[Opening DATA FOR REVIEW section]

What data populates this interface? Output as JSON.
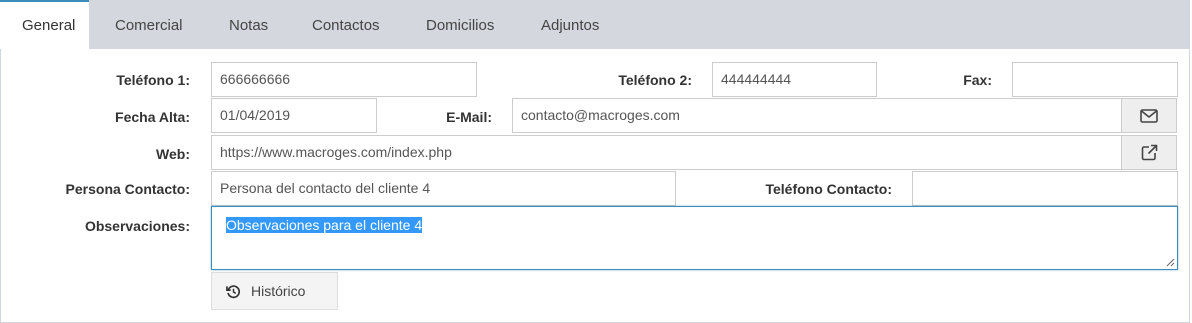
{
  "tabs": [
    {
      "label": "General",
      "active": true
    },
    {
      "label": "Comercial",
      "active": false
    },
    {
      "label": "Notas",
      "active": false
    },
    {
      "label": "Contactos",
      "active": false
    },
    {
      "label": "Domicilios",
      "active": false
    },
    {
      "label": "Adjuntos",
      "active": false
    }
  ],
  "form": {
    "telefono1": {
      "label": "Teléfono 1:",
      "value": "666666666"
    },
    "telefono2": {
      "label": "Teléfono 2:",
      "value": "444444444"
    },
    "fax": {
      "label": "Fax:",
      "value": ""
    },
    "fecha_alta": {
      "label": "Fecha Alta:",
      "value": "01/04/2019"
    },
    "email": {
      "label": "E-Mail:",
      "value": "contacto@macroges.com",
      "button_icon": "envelope-icon"
    },
    "web": {
      "label": "Web:",
      "value": "https://www.macroges.com/index.php",
      "button_icon": "external-link-icon"
    },
    "persona_contacto": {
      "label": "Persona Contacto:",
      "value": "Persona del contacto del cliente 4"
    },
    "telefono_contacto": {
      "label": "Teléfono Contacto:",
      "value": ""
    },
    "observaciones": {
      "label": "Observaciones:",
      "value": "Observaciones para el cliente 4"
    }
  },
  "historico_button": {
    "label": "Histórico",
    "icon": "history-icon"
  },
  "colors": {
    "accent": "#3c8dbc",
    "selection": "#3399ff",
    "tabbar": "#d4d7de"
  }
}
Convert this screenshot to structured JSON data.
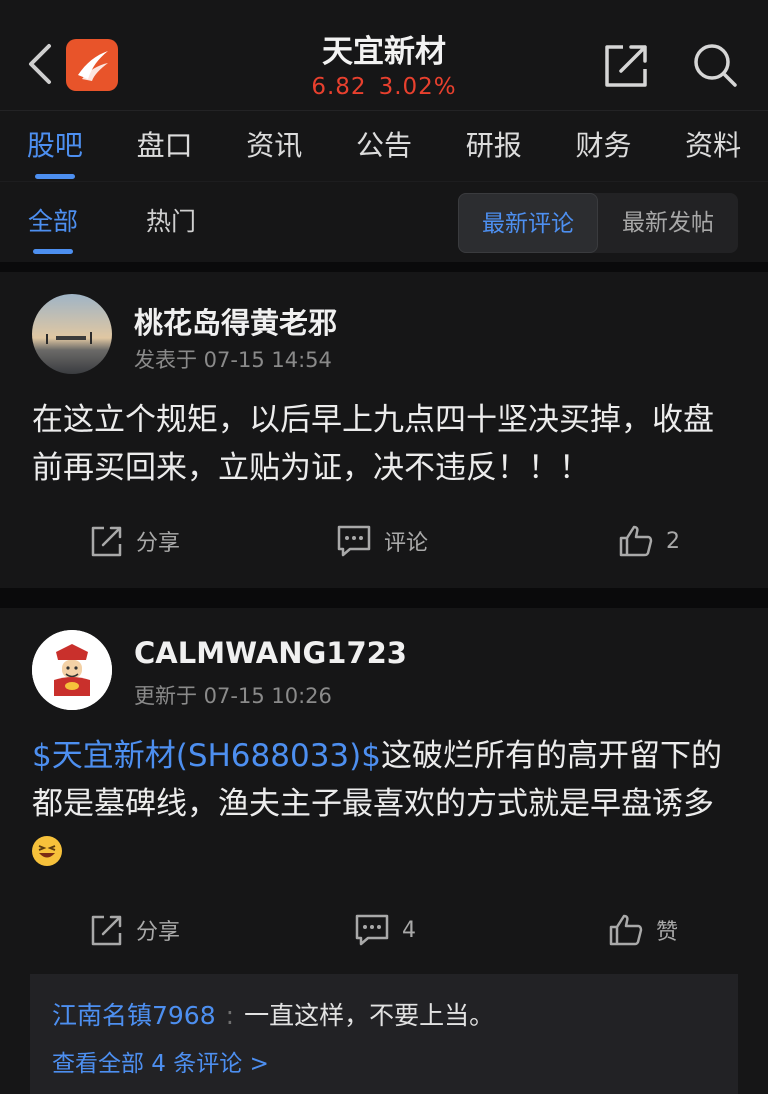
{
  "header": {
    "title": "天宜新材",
    "price": "6.82",
    "change_pct": "3.02%",
    "price_color": "#e8402e",
    "back_icon": "chevron-left-icon",
    "share_icon": "share-icon",
    "search_icon": "search-icon"
  },
  "tabs": [
    {
      "label": "股吧",
      "active": true
    },
    {
      "label": "盘口"
    },
    {
      "label": "资讯"
    },
    {
      "label": "公告"
    },
    {
      "label": "研报"
    },
    {
      "label": "财务"
    },
    {
      "label": "资料"
    }
  ],
  "subtabs": {
    "all": "全部",
    "hot": "热门",
    "sort_latest_comment": "最新评论",
    "sort_latest_post": "最新发帖"
  },
  "accent_color": "#4d8ff0",
  "posts": [
    {
      "author": "桃花岛得黄老邪",
      "meta": "发表于 07-15 14:54",
      "content": "在这立个规矩，以后早上九点四十坚决买掉，收盘前再买回来，立贴为证，决不违反！！！",
      "share_label": "分享",
      "comment_label": "评论",
      "like_label": "2"
    },
    {
      "author": "CALMWANG1723",
      "meta": "更新于 07-15 10:26",
      "stock_link": "$天宜新材(SH688033)$",
      "content": "这破烂所有的高开留下的都是墓碑线，渔夫主子最喜欢的方式就是早盘诱多",
      "emoji_icon": "grinning-squint-emoji-icon",
      "share_label": "分享",
      "comment_label": "4",
      "like_label": "赞",
      "top_comment": {
        "user": "江南名镇7968",
        "separator": ":",
        "text": "一直这样，不要上当。",
        "more": "查看全部 4 条评论 >"
      }
    }
  ]
}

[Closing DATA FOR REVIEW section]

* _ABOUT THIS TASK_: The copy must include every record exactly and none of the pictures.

* _ANSWER TO THE EXERCISE_:
What data populates this interface? Output as JSON.
{
  "tabs": [
    {
      "label": "General",
      "active": true
    },
    {
      "label": "Comercial",
      "active": false
    },
    {
      "label": "Notas",
      "active": false
    },
    {
      "label": "Contactos",
      "active": false
    },
    {
      "label": "Domicilios",
      "active": false
    },
    {
      "label": "Adjuntos",
      "active": false
    }
  ],
  "form": {
    "telefono1": {
      "label": "Teléfono 1:",
      "value": "666666666"
    },
    "telefono2": {
      "label": "Teléfono 2:",
      "value": "444444444"
    },
    "fax": {
      "label": "Fax:",
      "value": ""
    },
    "fecha_alta": {
      "label": "Fecha Alta:",
      "value": "01/04/2019"
    },
    "email": {
      "label": "E-Mail:",
      "value": "contacto@macroges.com",
      "button_icon": "envelope-icon"
    },
    "web": {
      "label": "Web:",
      "value": "https://www.macroges.com/index.php",
      "button_icon": "external-link-icon"
    },
    "persona_contacto": {
      "label": "Persona Contacto:",
      "value": "Persona del contacto del cliente 4"
    },
    "telefono_contacto": {
      "label": "Teléfono Contacto:",
      "value": ""
    },
    "observaciones": {
      "label": "Observaciones:",
      "value": "Observaciones para el cliente 4"
    }
  },
  "historico_button": {
    "label": "Histórico",
    "icon": "history-icon"
  },
  "colors": {
    "accent": "#3c8dbc",
    "selection": "#3399ff",
    "tabbar": "#d4d7de"
  }
}
Convert this screenshot to structured JSON data.
{
  "header": {
    "title": "天宜新材",
    "price": "6.82",
    "change_pct": "3.02%",
    "price_color": "#e8402e",
    "back_icon": "chevron-left-icon",
    "share_icon": "share-icon",
    "search_icon": "search-icon"
  },
  "tabs": [
    {
      "label": "股吧",
      "active": true
    },
    {
      "label": "盘口"
    },
    {
      "label": "资讯"
    },
    {
      "label": "公告"
    },
    {
      "label": "研报"
    },
    {
      "label": "财务"
    },
    {
      "label": "资料"
    }
  ],
  "subtabs": {
    "all": "全部",
    "hot": "热门",
    "sort_latest_comment": "最新评论",
    "sort_latest_post": "最新发帖"
  },
  "accent_color": "#4d8ff0",
  "posts": [
    {
      "author": "桃花岛得黄老邪",
      "meta": "发表于 07-15 14:54",
      "content": "在这立个规矩，以后早上九点四十坚决买掉，收盘前再买回来，立贴为证，决不违反！！！",
      "share_label": "分享",
      "comment_label": "评论",
      "like_label": "2"
    },
    {
      "author": "CALMWANG1723",
      "meta": "更新于 07-15 10:26",
      "stock_link": "$天宜新材(SH688033)$",
      "content": "这破烂所有的高开留下的都是墓碑线，渔夫主子最喜欢的方式就是早盘诱多",
      "emoji_icon": "grinning-squint-emoji-icon",
      "share_label": "分享",
      "comment_label": "4",
      "like_label": "赞",
      "top_comment": {
        "user": "江南名镇7968",
        "separator": ":",
        "text": "一直这样，不要上当。",
        "more": "查看全部 4 条评论 >"
      }
    }
  ]
}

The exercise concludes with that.